What to Avoid When Talking About Suicide

Don’t use stigmatizing phrases

Certain things that we say about a delicate subject, such as suicide, can have far reaching repercussions, even if unintended. It was not until recently that someone pointed out to me that I had wrongly been using the phrase “commit suicide” and I stopped to think what that suggested.

Think about all of the other times that you use “commit.” You probably came up with a series of phrases that portray the subject as a wrongdoer of some sort. It is important to remember that mental illness is not anyone’s fault, but rather something that we should work together to help alleviate. Try replacing this phrase with “die by suicide” instead.

Another major misstep people make when discussing suicide is to refer to an attempt as either successful or unsuccessful. Keep in mind that describing a suicide as “successful” suggests positive connotations around the loss of life. Suicidal behaviour should be classified as either a suicide or an attempted suicide, leaving out unintended, moralizing implications. Graphically detailing the method, means, or description of how a person died can also increase the risk of suicide for vulnerable individuals and so is best avoided.

Don’t imply blame

During the confusion in the wake of a suicide, it is understandable to start searching for answers. Yet, blaming someone, be it the victim or someone close to them, is unproductive.

With respect to the victim, recognize that he or she is not being “selfish,” but is likely struggling. Science has shown that people who die by suicide often have little control over their actions in the moments leading up to their death, with mental illness distorting their reality and leading them to make a decision that they ultimately may not have wished to make.

Those close to the victim will likely deal with feelings of survivor’s guilt. Therefore, while questions about whether they “noticed anything going on recently” might seem harmless, they may perpetuate self-doubt in those close to the victim.

Don’t minimize the loss

As much as you may want to lessen the blow and try and move past a tragic event, pushing someone to move on can prevent them from being able to address it on their own terms. Everyone handles grief in their own way and rushing that process or diminishing their emotions can only make it harder.

It is important that people are given the time and space to mourn and handle their grief. Try instead: shining a light on the happy times you had with the deceased and celebrating their life. It is important not to just remember them by their last act, but as the entirety of who they were.

How Communities Can Better Approach Suicide

It’s often said that ignoring or suppressing what we want to say only exacerbates the problem. That can also be true for suicide. It’s important that people feel free to discuss their struggles, to ask for help, and for all of us to work to destigmatize mental illness generally, and the topic of suicide specifically. No matter how difficult a conversation may seem, it is always a worthwhile one to have. With that being said, here are some things to keep in mind so that you can talk about suicide the right way.

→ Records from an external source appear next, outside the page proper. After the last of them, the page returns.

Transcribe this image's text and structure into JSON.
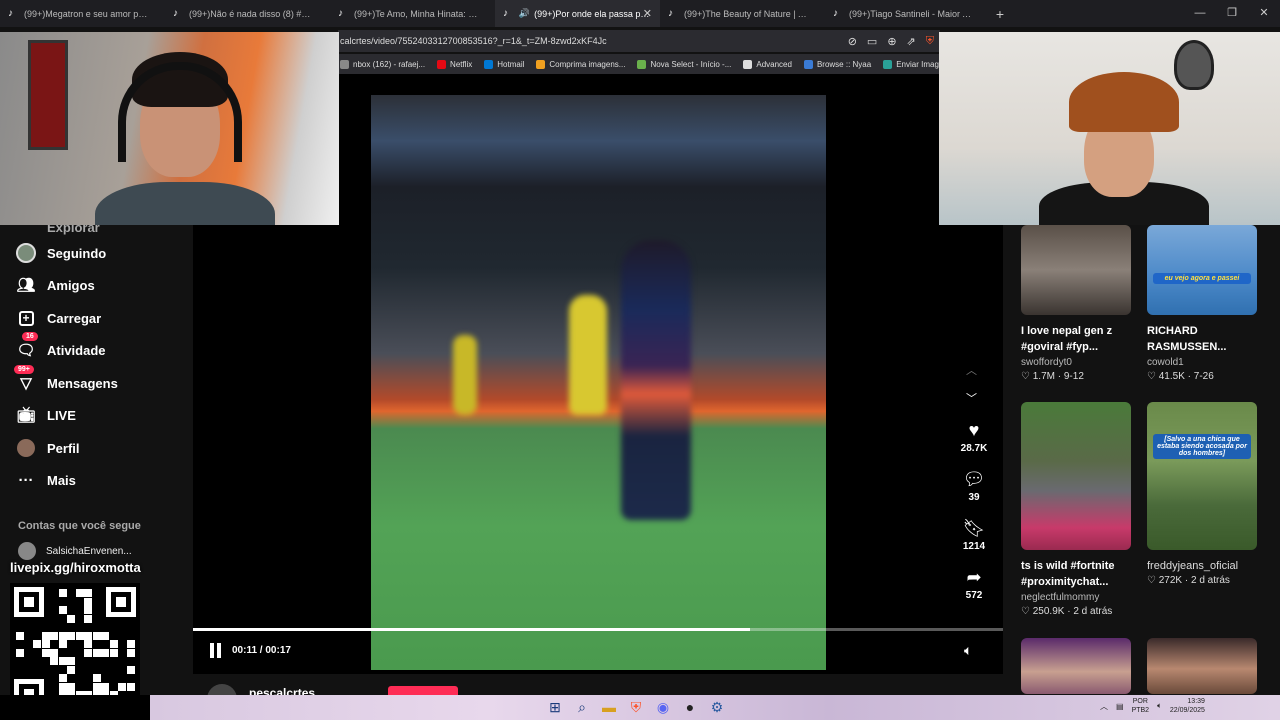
{
  "browser": {
    "tabs": [
      {
        "title": "(99+)Megatron e seu amor pelo cub",
        "active": false
      },
      {
        "title": "(99+)Não é nada disso (8) #gta #me",
        "active": false
      },
      {
        "title": "(99+)Te Amo, Minha Hinata: Uma M",
        "active": false
      },
      {
        "title": "(99+)Por onde ela passa para",
        "active": true
      },
      {
        "title": "(99+)The Beauty of Nature | A Thank",
        "active": false
      },
      {
        "title": "(99+)Tiago Santineli - Maior Adversá",
        "active": false
      }
    ],
    "new_tab": "+",
    "url": "calcrtes/video/7552403312700853516?_r=1&_t=ZM-8zwd2xKF4Jc",
    "bookmarks": [
      {
        "label": "nbox (162) - rafaej...",
        "color": "#888888"
      },
      {
        "label": "Netflix",
        "color": "#e50914"
      },
      {
        "label": "Hotmail",
        "color": "#0078d4"
      },
      {
        "label": "Comprima imagens...",
        "color": "#f0a020"
      },
      {
        "label": "Nova Select - Início -...",
        "color": "#6ab04c"
      },
      {
        "label": "Advanced",
        "color": "#dddddd"
      },
      {
        "label": "Browse :: Nyaa",
        "color": "#3a7bd5"
      },
      {
        "label": "Enviar Imagem",
        "color": "#2aa198"
      }
    ]
  },
  "sidebar": {
    "partial_top": "Explorar",
    "items": [
      {
        "label": "Seguindo",
        "icon": "following-avatar-icon",
        "badge": ""
      },
      {
        "label": "Amigos",
        "icon": "friends-icon",
        "badge": ""
      },
      {
        "label": "Carregar",
        "icon": "upload-icon",
        "badge": ""
      },
      {
        "label": "Atividade",
        "icon": "activity-icon",
        "badge": "16"
      },
      {
        "label": "Mensagens",
        "icon": "messages-icon",
        "badge": "99+"
      },
      {
        "label": "LIVE",
        "icon": "live-icon",
        "badge": ""
      },
      {
        "label": "Perfil",
        "icon": "profile-avatar-icon",
        "badge": ""
      },
      {
        "label": "Mais",
        "icon": "more-icon",
        "badge": ""
      }
    ],
    "following_title": "Contas que você segue",
    "following_first": "SalsichaEnvenen..."
  },
  "overlay": {
    "livepix": "livepix.gg/hiroxmotta"
  },
  "video": {
    "time_display": "00:11 / 00:17",
    "progress_fraction": 0.6875,
    "author": "pescalcrtes"
  },
  "actions": {
    "likes": "28.7K",
    "comments": "39",
    "saves": "1214",
    "shares": "572"
  },
  "recommendations": [
    {
      "caption": "I love nepal gen z #goviral #fyp...",
      "user": "swoffordyt0",
      "likes": "1.7M",
      "date": "9-12"
    },
    {
      "caption": "RICHARD RASMUSSEN...",
      "user": "cowold1",
      "likes": "41.5K",
      "date": "7-26",
      "thumb_text": "eu vejo agora e passei"
    },
    {
      "caption": "ts is wild #fortnite #proximitychat...",
      "user": "neglectfulmommy",
      "likes": "250.9K",
      "date": "2 d atrás"
    },
    {
      "caption": "",
      "user": "freddyjeans_oficial",
      "likes": "272K",
      "date": "2 d atrás",
      "thumb_text": "[Salvo a una chica que estaba siendo acosada por dos hombres]"
    }
  ],
  "taskbar": {
    "lang_top": "POR",
    "lang_bottom": "PTB2",
    "time": "13:39",
    "date": "22/09/2025"
  },
  "colors": {
    "accent": "#fe2c55",
    "background": "#121212"
  }
}
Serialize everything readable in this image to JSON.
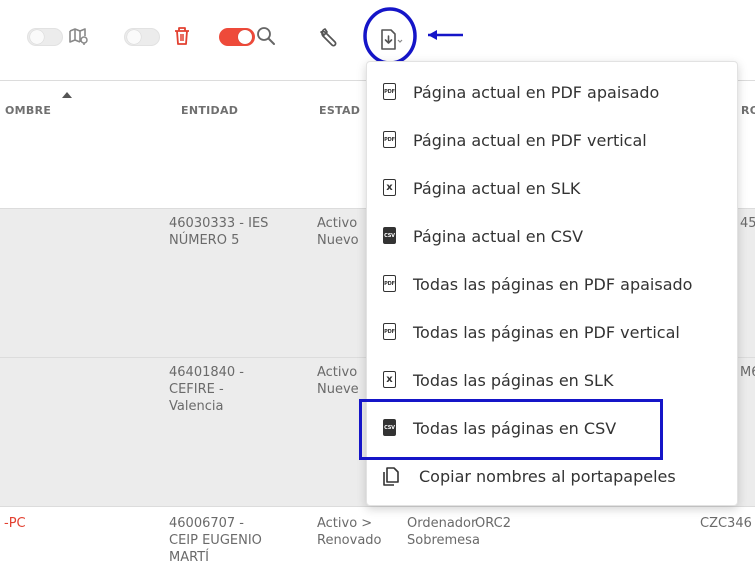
{
  "colors": {
    "accent_red": "#ee4a3a",
    "annotation_blue": "#1515c8",
    "row_gray": "#ececec"
  },
  "toolbar": {
    "toggle_map": {
      "state": "off",
      "icon": "map-icon"
    },
    "toggle_delete": {
      "state": "off",
      "icon": "trash-icon"
    },
    "toggle_search": {
      "state": "on",
      "icon": "search-icon"
    },
    "tools_icon": "wrench-icon",
    "export_icon": "file-download-icon"
  },
  "table": {
    "headers": {
      "nombre": "OMBRE",
      "entidad": "ENTIDAD",
      "estado": "ESTAD",
      "right": "RO"
    },
    "rows": [
      {
        "entidad_line1": "46030333 - IES",
        "entidad_line2": "NÚMERO 5",
        "estado_line1": "Activo",
        "estado_line2": "Nuevo",
        "right": "45"
      },
      {
        "entidad_line1": "46401840 -",
        "entidad_line2": "CEFIRE -",
        "entidad_line3": "Valencia",
        "estado_line1": "Activo",
        "estado_line2": "Nueve",
        "right": "M6"
      },
      {
        "nombre": "-PC",
        "entidad_line1": "46006707 -",
        "entidad_line2": "CEIP EUGENIO",
        "entidad_line3": "MARTÍ",
        "estado_line1": "Activo >",
        "estado_line2": "Renovado",
        "tipo_line1": "Ordenador",
        "tipo_line2": "Sobremesa",
        "modelo": "ORC2",
        "right": "CZC346"
      }
    ]
  },
  "export_menu": {
    "items": [
      {
        "label": "Página actual en PDF apaisado",
        "icon": "pdf-icon",
        "icon_text": "PDF"
      },
      {
        "label": "Página actual en PDF vertical",
        "icon": "pdf-icon",
        "icon_text": "PDF"
      },
      {
        "label": "Página actual en SLK",
        "icon": "slk-icon",
        "icon_text": "x"
      },
      {
        "label": "Página actual en CSV",
        "icon": "csv-icon",
        "icon_text": "CSV"
      },
      {
        "label": "Todas las páginas en PDF apaisado",
        "icon": "pdf-icon",
        "icon_text": "PDF"
      },
      {
        "label": "Todas las páginas en PDF vertical",
        "icon": "pdf-icon",
        "icon_text": "PDF"
      },
      {
        "label": "Todas las páginas en SLK",
        "icon": "slk-icon",
        "icon_text": "x"
      },
      {
        "label": "Todas las páginas en CSV",
        "icon": "csv-icon",
        "icon_text": "CSV"
      },
      {
        "label": "Copiar nombres al portapapeles",
        "icon": "copy-icon"
      }
    ]
  }
}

Treat it for what it is — a health condition

The biggest inhibitor to a healthy conversation about suicide is the stigma that surrounds it. Mental illness has a long history of under-recognition, which has had a detrimental impact for those who struggle with it. Although we’re still far from the day when mental health conditions are treated in the same manner as their physical counterparts, we can start to make conscious decisions right now to talk about our mental health in the same way. This will at least be a step in the right direction.

Next time the conversation of mental illness or suicide comes up, think how you would phrase something if it was instead about someone who was suffering from or died because of a heart condition. Tailor your conversation accordingly.

Be open

Nobody is forcing you to share what you are not comfortable with, but if we were all a little more open about our own lives, it might make others feel more comfortable opening up as well. In my own experience, sharing my lows with others made them much more likely to start a dialogue about their own mental health.

While mental health issues are still taboo, this means sufferers feel like they are all alone, when in reality, that isn’t the case. In fact, one in four Australian’s struggle with a mental illness each year, but without the confidence to come forward, many suffer in silence.

Be direct

Finally, when you are talking about mental illness, it is important not to leave anything open to interpretation. If you think someone needs help, say something while you have the chance. There are endless resources that are equipped to handle crises. The key is to make sure they are utilized.